The reason: The tape did not surface until after trial, when it was found in the desk drawer of a sheriff’s deputy who had taken ill during the initial investigation. Hulshof said he didn’t know about the tape until later; the trial court judge supported Hulshof’s account.
Phillips was later re-sentenced to life in prison without parole.
On Monday, Hulshof’s prosecutorial record will come under yet another judicial review when a Cole County judge hears a request for a new trial by Joshua Kezer, who has been imprisoned for 14 years for the 1992 killing of a 19-year-old college student in southeast Missouri.
Kezer was convicted almost entirely on the testimony of Mark Abbott, who testified that he saw Kezer at a gas station near where Angela Mischelle Lawless’ body was found. An interview with Scott City police showed that he had previously named another person, but Kezer’s appellate attorney said that interview was never shared with his original defense attorney.
Inconsistencies in the Kezer case have led Scott County Sheriff Rick Walter — a former reserve deputy who responded to the Lawless murder scene — to reopen his own investigation. Hulshof said he wasn’t aware of Abbott’s subsequent interview, and unlike some of the other disputed cases, no appeals court has faulted Hulshof’s conduct.
In southwest Missouri, banker George Revelle was convicted in February 1996 of killing his wife, Lisa, while she slept to collect on a $500,000 insurance policy. One year later, the state Court of Appeals reversed the conviction and ordered a new trial, calling an undated note from Lisa Revelle about marital trouble inadmissible hearsay. A second jury acquitted George Revelle in December 1998.
Hulshof’s prosecutorial record was a campaign issue in his first two bids for Congress — but not because of concerns he was too tough on criminal defendants.
Instead, both winning Democratic incumbent Harold Volkmer in 1994 and Republican primary challenger Harry Eggleston two years later ran ads slamming Hulshof for his failure to respond to a petition for a speedy trial by accused killer Vance Roy Clark. The defendant was subsequently released from jail.
Hulshof says his courtroom conduct, like his 12-year congressional record, is fair game for scrutiny as he runs for governor. He’s confident that any such inquiry would reveal nothing less than a fair and impartial advocate.

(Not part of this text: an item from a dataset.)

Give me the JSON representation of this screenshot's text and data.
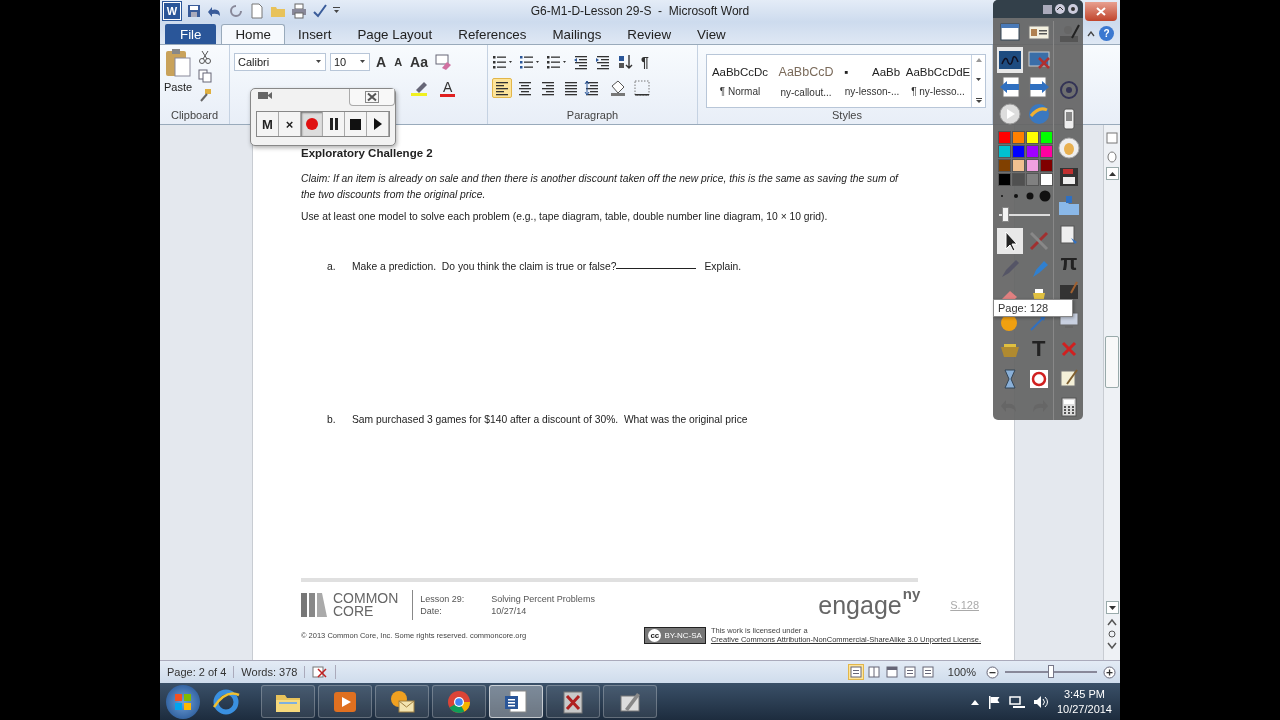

“My father never finished college, he never made a lot of money, but still was the wisest man I ever knew,” said Hulshof. “And he said that the only thing worth keeping in life is your good name.
“That has motivated me through these past 12 years in Congress. It would motivate me as governor. And it certainly motivated me throughout those years in the criminal justice world.”